Out of the Wreckage

Self-fulfilling prophecies are tangible, especially the destructive ones. In this sense, the assignment of evolutionary principles to lifetime or generational human behavior is a common mistake. The teachings of evolution involve million years, and human behavior is a product of short-term political actions involving just fifty-thousand years, of which only the last ten thousand are directly relevant.

In part, George Monbiot is referring to this kind of thinking in his most recent book, Out of the Wreckage.  He is looking for people that already agree on one type of wreckage or another and willing to build a political movement built on ground substantial enough to begin repairs.

To begin,  the “how did we get here question” examines policies that support extreme competition and individualism. When translated into social and economic strategies, the result is a toxic ideology” that destroys hope and weakens common purpose.  The arguments are self-fulfilling and misrepresent the common ground of humanity.  Monbiot outlines well-established findings in psychology, neuroscience and evolutionary biology that prove human nature is highly altruistic and cooperative.  Enabling economic goals that organize social and institutional development from the grassroots up fulfills our natural ambition for a better society and a safer world. Monbiot outlines policies that support active rebellions of the mind based on a ‘politics of belonging.’  The thrill of living in a free and civil society is possible.

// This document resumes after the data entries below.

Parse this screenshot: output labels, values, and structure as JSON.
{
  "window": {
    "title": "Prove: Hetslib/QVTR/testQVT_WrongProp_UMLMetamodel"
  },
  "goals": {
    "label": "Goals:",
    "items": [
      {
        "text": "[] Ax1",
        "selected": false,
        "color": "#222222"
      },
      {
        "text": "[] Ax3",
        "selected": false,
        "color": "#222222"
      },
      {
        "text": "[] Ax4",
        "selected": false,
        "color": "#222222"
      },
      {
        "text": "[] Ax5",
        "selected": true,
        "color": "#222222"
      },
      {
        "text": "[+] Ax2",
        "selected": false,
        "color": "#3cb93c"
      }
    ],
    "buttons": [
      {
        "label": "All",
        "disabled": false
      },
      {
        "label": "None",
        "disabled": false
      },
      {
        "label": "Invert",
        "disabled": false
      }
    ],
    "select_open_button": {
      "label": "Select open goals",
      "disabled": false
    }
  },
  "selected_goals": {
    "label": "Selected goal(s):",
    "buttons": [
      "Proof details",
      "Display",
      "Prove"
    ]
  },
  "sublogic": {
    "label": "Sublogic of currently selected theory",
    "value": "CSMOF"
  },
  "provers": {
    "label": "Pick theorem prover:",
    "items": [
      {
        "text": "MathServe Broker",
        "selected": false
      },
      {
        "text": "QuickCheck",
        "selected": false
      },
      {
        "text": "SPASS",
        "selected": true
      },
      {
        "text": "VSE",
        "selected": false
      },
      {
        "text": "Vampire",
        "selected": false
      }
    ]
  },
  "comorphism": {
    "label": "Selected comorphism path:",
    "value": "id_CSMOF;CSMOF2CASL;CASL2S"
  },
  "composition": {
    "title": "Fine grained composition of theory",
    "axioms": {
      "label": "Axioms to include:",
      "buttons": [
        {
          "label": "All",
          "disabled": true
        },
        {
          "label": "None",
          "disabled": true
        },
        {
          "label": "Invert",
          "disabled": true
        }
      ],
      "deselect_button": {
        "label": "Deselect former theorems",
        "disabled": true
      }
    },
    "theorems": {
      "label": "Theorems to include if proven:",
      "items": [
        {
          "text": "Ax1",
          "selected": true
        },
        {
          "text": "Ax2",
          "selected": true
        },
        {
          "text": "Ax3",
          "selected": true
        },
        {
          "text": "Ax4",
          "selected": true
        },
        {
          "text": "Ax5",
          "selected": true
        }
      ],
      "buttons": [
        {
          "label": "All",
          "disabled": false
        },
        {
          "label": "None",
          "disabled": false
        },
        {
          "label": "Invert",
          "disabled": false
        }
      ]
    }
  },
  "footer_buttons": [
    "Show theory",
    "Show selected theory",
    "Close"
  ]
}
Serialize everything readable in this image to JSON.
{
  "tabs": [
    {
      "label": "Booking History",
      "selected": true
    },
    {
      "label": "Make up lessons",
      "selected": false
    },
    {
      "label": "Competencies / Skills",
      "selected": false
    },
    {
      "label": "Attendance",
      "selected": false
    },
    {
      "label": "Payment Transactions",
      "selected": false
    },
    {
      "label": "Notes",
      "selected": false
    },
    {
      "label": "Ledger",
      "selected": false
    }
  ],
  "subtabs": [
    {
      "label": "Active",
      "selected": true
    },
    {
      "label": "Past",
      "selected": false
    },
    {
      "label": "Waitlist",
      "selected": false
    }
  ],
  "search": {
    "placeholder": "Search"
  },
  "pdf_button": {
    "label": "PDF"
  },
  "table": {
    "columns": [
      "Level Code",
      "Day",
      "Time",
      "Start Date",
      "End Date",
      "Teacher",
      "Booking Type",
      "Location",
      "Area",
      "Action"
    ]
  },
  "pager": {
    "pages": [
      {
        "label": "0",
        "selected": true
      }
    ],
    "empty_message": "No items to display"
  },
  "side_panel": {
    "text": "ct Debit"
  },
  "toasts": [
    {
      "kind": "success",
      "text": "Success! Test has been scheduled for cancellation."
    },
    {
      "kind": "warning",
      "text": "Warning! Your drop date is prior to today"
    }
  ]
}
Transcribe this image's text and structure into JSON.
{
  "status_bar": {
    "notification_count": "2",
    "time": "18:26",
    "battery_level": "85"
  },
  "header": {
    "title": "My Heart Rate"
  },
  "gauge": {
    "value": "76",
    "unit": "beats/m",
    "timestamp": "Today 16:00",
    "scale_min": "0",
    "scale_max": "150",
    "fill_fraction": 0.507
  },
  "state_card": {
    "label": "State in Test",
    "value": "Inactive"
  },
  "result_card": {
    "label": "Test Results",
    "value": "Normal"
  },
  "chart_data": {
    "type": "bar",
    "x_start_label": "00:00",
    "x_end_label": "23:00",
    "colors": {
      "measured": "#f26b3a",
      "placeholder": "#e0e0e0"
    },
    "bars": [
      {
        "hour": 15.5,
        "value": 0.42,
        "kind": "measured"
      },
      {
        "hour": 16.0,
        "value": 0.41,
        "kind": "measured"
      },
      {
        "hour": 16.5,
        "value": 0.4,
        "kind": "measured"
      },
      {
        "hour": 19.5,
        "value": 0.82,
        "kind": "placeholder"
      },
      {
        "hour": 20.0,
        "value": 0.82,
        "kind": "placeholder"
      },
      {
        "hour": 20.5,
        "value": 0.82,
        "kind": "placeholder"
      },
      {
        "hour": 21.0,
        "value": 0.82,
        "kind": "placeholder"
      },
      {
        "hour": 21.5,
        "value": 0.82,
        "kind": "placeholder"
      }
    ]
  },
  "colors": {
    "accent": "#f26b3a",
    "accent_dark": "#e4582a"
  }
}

The challenge to organizational efforts such as Indivisible is to invent new ways to re-engage people in political action on issues such as environmental collapse, civic breakdown, and discussion regarding the climate of anti-politics.  Fighting unfair policies using current political frameworks is only one of those ways. There are many other choices.

  • How would you and your organization) spend money on the growth of human knowledge in which every person participates?
  • How would you and your organization get (or share) these resources?
  • How would you and your organization combine your interest fill in the blank ________ (environment, immigration, health, safety, and so on) with other actors in the search for social change?

The “who” is, of course, you and the other three (why, where and when) become apparent when openly connected to a ‘how’ such as those above.

80 Words on “What Happened” 

What Happened presents many ways to unpack what and who may have been responsible for the 77,000 votes in just three states that produced the 2016 electoral majority. Two behaviors are the most troublesome: FBI Director Comey’s announcement a few weeks before the election and multifaceted forms of Russian interference.

Also, two strategies failed.  First, dancing with big money proved far more problematic than being big money and second, allowing the vigorous reform movement led by Bernie Sanders to wither.  That is the book in eighty words.

But you should probably run through the following first:

Fifty Shades of Green: High Finance, Political Money, and the U.S. Congress
by Roosevelt Institute on Scribd